The group studied 10 Irish market towns, with either a market square or a central public market building. They are: Castleblayney, Ballyshannon, Ballinrobe, Athenry, Templemore, Macroom, Kilrush, Kilmallock, Bunclody, and Mountmellick. Miriam Delaney, who is one of the team says: "We spent time over six months in all of the towns, talking to everyone we could about what it's like to live and work there, to find out what works and what doesn't. In some cases we went into every single business and shop to ask our questions. Some towns have extraordinary traffic problems, some don't. Some have turned their market squares into vast car parks. In some, the schools have moved out of town and there are out of town stores which have hurt main street businesses. In many we see the 'doughnut effect' whereby the living population has also moved out of town and fewer are living in the main street homes or above the shops.
We learn how the destruction of urban district councils has taken away local voices on the ground, how the involvement of many state agencies, from heritage to local authority, are tripping each other up and how "annual spend" driven budget systems provide lots of flowery roundabouts but prevent bigger longer term rejuvenation projects taking place.
Among the solutions suggested are using the extensive backlot garden and yard spaces behind the main streets to resolve parking, the need to stop the moving of schools and to re-engineer big empty formal public buildings like town halls and markets into lively self-employed business hubs. We learn how Lidl, Aldi and Tesco can be in town rather than out of it. We see why we should extend the living over the shop incentives to towns, to cater for new demand for smaller homes in the rental crisis and get people living in town centres again.

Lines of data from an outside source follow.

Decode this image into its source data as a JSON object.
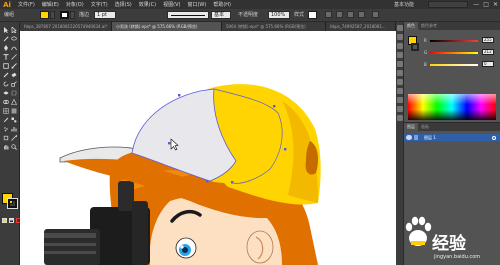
{
  "app": {
    "logo": "Ai",
    "workspace": "基本功能"
  },
  "menu": [
    "文件(F)",
    "编辑(E)",
    "对象(O)",
    "文字(T)",
    "选择(S)",
    "效果(C)",
    "视图(V)",
    "窗口(W)",
    "帮助(H)"
  ],
  "window_controls": [
    "—",
    "□",
    "✕"
  ],
  "control_bar": {
    "selection_label": "编组",
    "stroke_label": "描边",
    "stroke_value": "1 pt",
    "stroke_style": "基本",
    "opacity_label": "不透明度",
    "opacity_value": "100%",
    "style_label": "样式"
  },
  "tabs": [
    {
      "label": "hbps_387807 2018081520574940634.ai*",
      "active": false
    },
    {
      "label": "小男孩 (转换).eps* @ 575.66% (RGB/预览)",
      "active": true
    },
    {
      "label": "5064 (转换).eps* @ 575.66% (RGB/预览)",
      "active": false
    },
    {
      "label": "hbps_74992587_2018081...",
      "active": false
    }
  ],
  "colors": {
    "fill": "#ffd400",
    "stroke": "#222222",
    "accent_blue": "#2f5fa8",
    "cap_yellow": "#ffd400",
    "cap_light": "#e5e5e5",
    "hair_orange": "#e46d00",
    "skin": "#fde0c2"
  },
  "color_panel": {
    "tabs": [
      "颜色",
      "颜色参考"
    ],
    "channels": [
      {
        "name": "R",
        "value": "255",
        "track": "#ff3b3b"
      },
      {
        "name": "G",
        "value": "212",
        "track": "#26d12e"
      },
      {
        "name": "B",
        "value": "0",
        "track": "#2c6cff"
      }
    ]
  },
  "layers_panel": {
    "tabs": [
      "图层",
      "画板"
    ],
    "layer_name": "图层 1"
  },
  "watermark": {
    "text": "经验",
    "url": "jingyan.baidu.com"
  }
}
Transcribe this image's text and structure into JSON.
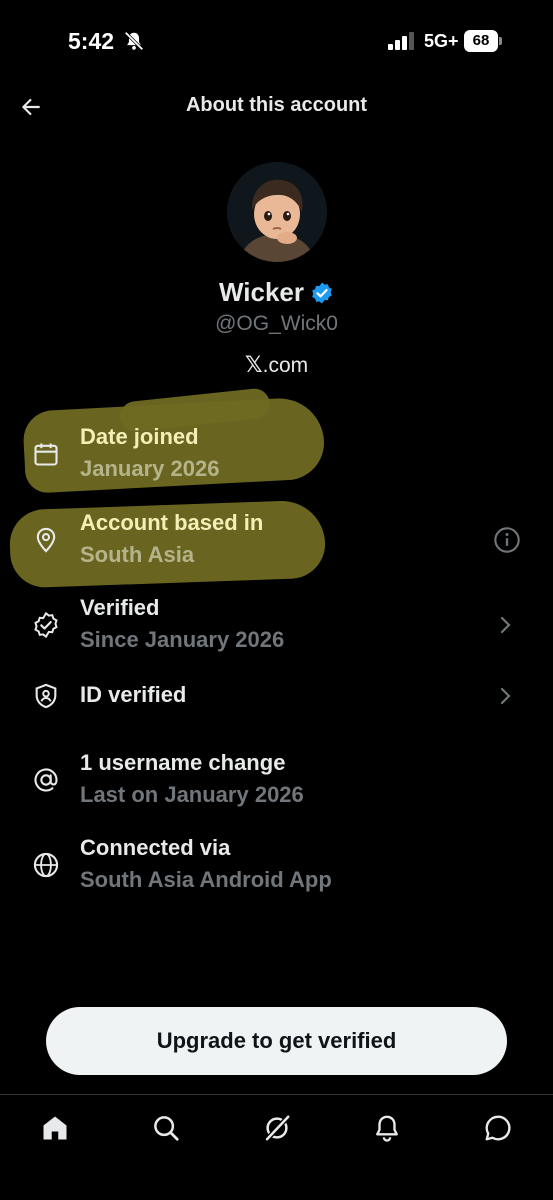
{
  "status_bar": {
    "time": "5:42",
    "network": "5G+",
    "battery": "68"
  },
  "header": {
    "title": "About this account",
    "back_icon": "arrow-left-icon"
  },
  "profile": {
    "display_name": "Wicker",
    "handle": "@OG_Wick0",
    "site_glyph": "𝕏",
    "site_text": ".com",
    "badge_color": "#1d9bf0"
  },
  "info_rows": [
    {
      "title": "Date joined",
      "subtitle": "January 2026",
      "icon": "calendar-icon"
    },
    {
      "title": "Account based in",
      "subtitle": "South Asia",
      "icon": "location-pin-icon",
      "trailing": "info-icon"
    },
    {
      "title": "Verified",
      "subtitle": "Since January 2026",
      "icon": "verified-check-icon",
      "trailing": "chevron-right-icon"
    },
    {
      "title": "ID verified",
      "subtitle": "",
      "icon": "id-shield-icon",
      "trailing": "chevron-right-icon"
    },
    {
      "title": "1 username change",
      "subtitle": "Last on January 2026",
      "icon": "at-sign-icon"
    },
    {
      "title": "Connected via",
      "subtitle": "South Asia Android App",
      "icon": "globe-icon"
    }
  ],
  "cta": {
    "label": "Upgrade to get verified"
  },
  "bottom_nav": [
    "home-icon",
    "search-icon",
    "grok-icon",
    "notifications-icon",
    "messages-icon"
  ],
  "colors": {
    "background": "#000000",
    "text_primary": "#e7e9ea",
    "text_secondary": "#71767b",
    "highlight": "#6f6a22",
    "accent": "#1d9bf0"
  }
}
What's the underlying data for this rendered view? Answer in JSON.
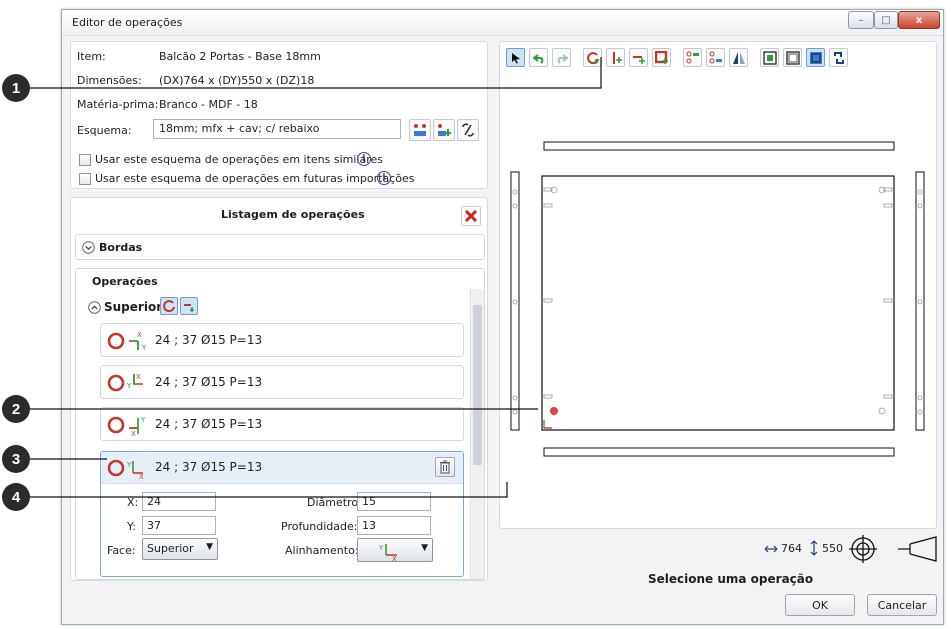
{
  "window": {
    "title": "Editor de operações",
    "min": "–",
    "max": "□",
    "close": "x"
  },
  "info": {
    "item_label": "Item:",
    "item_value": "Balcão 2 Portas - Base 18mm",
    "dim_label": "Dimensões:",
    "dim_value": "(DX)764 x (DY)550 x (DZ)18",
    "mat_label": "Matéria-prima:",
    "mat_value": "Branco - MDF - 18",
    "schema_label": "Esquema:",
    "schema_value": "18mm; mfx + cav; c/ rebaixo",
    "check1": "Usar este esquema de operações em itens similares",
    "check2": "Usar este esquema de operações em futuras importações",
    "info_glyph": "i"
  },
  "list": {
    "title": "Listagem de operações",
    "bordas": "Bordas",
    "operacoes": "Operações",
    "face_group": "Superior",
    "ops": [
      {
        "text": "24 ; 37 Ø15 P=13"
      },
      {
        "text": "24 ; 37 Ø15 P=13"
      },
      {
        "text": "24 ; 37 Ø15 P=13"
      },
      {
        "text": "24 ; 37 Ø15 P=13"
      }
    ],
    "axis_x": "X",
    "axis_y": "Y"
  },
  "detail": {
    "x_label": "X:",
    "x_value": "24",
    "y_label": "Y:",
    "y_value": "37",
    "face_label": "Face:",
    "face_value": "Superior",
    "diam_label": "Diâmetro:",
    "diam_value": "15",
    "prof_label": "Profundidade:",
    "prof_value": "13",
    "align_label": "Alinhamento:"
  },
  "preview": {
    "width_value": "764",
    "height_value": "550",
    "status": "Selecione uma operação"
  },
  "callouts": [
    "1",
    "2",
    "3",
    "4"
  ],
  "buttons": {
    "ok": "OK",
    "cancel": "Cancelar"
  },
  "colors": {
    "accent": "#c0392b",
    "green": "#2e9e3e",
    "blue": "#3a7bd5"
  }
}
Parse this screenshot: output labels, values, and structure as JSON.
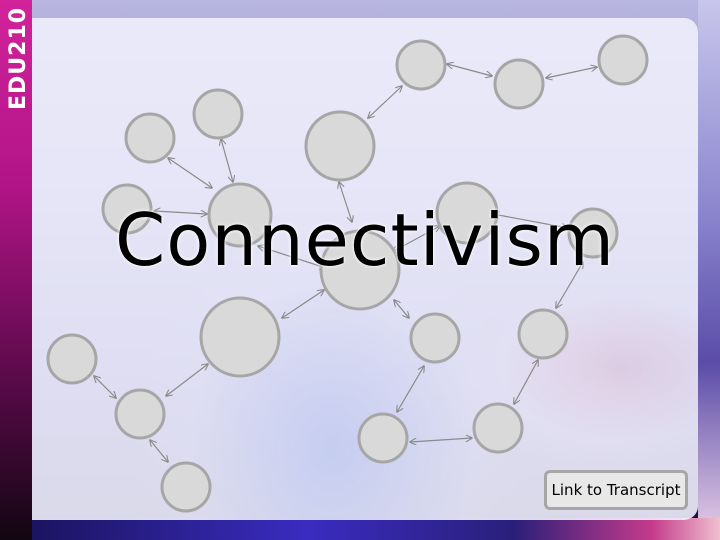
{
  "course_code": "EDU210",
  "slide": {
    "title": "Connectivism"
  },
  "transcript_link": {
    "label": "Link to Transcript"
  },
  "network_style": {
    "node_fill": "#d9d9d9",
    "node_stroke": "#a6a6a6",
    "link_color": "#8a8a8a"
  }
}
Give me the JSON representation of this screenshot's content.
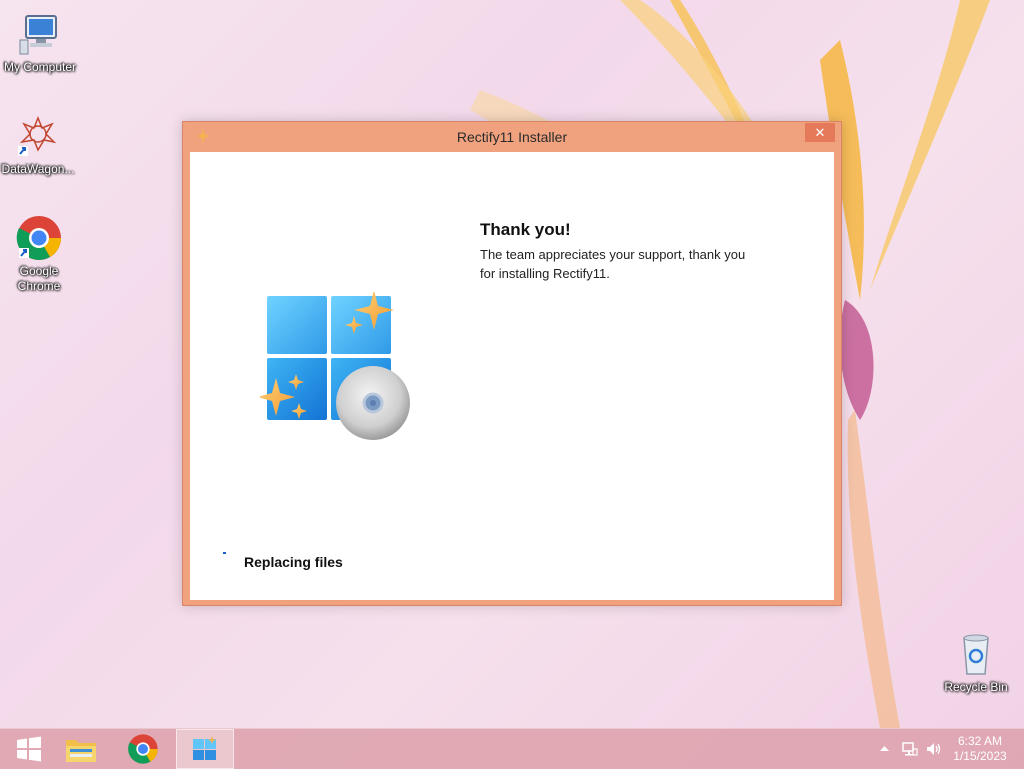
{
  "desktop": {
    "icons": [
      {
        "label": "My Computer"
      },
      {
        "label": "DataWagon..."
      },
      {
        "label": "Google Chrome"
      },
      {
        "label": "Recycle Bin"
      }
    ]
  },
  "window": {
    "title": "Rectify11 Installer",
    "close_label": "✕",
    "heading": "Thank you!",
    "message": "The team appreciates your support, thank you for installing Rectify11.",
    "status": "Replacing files"
  },
  "taskbar": {
    "items": [
      {
        "icon": "windows-start-icon"
      },
      {
        "icon": "file-explorer-icon"
      },
      {
        "icon": "chrome-icon"
      },
      {
        "icon": "rectify11-installer-icon",
        "active": true
      }
    ],
    "clock_time": "6:32 AM",
    "clock_date": "1/15/2023",
    "tray_icons": [
      "show-hidden-icons-icon",
      "network-icon",
      "volume-icon"
    ]
  },
  "colors": {
    "window_frame": "#f0a27f",
    "accent": "#1a5ec7"
  }
}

'Free Market' runs until November in Venice and then comes home to tour the towns it studies. But the shows will be held in accessible public spaces, at festivals and fairs and, its team promises, "without the wine and feta cheese".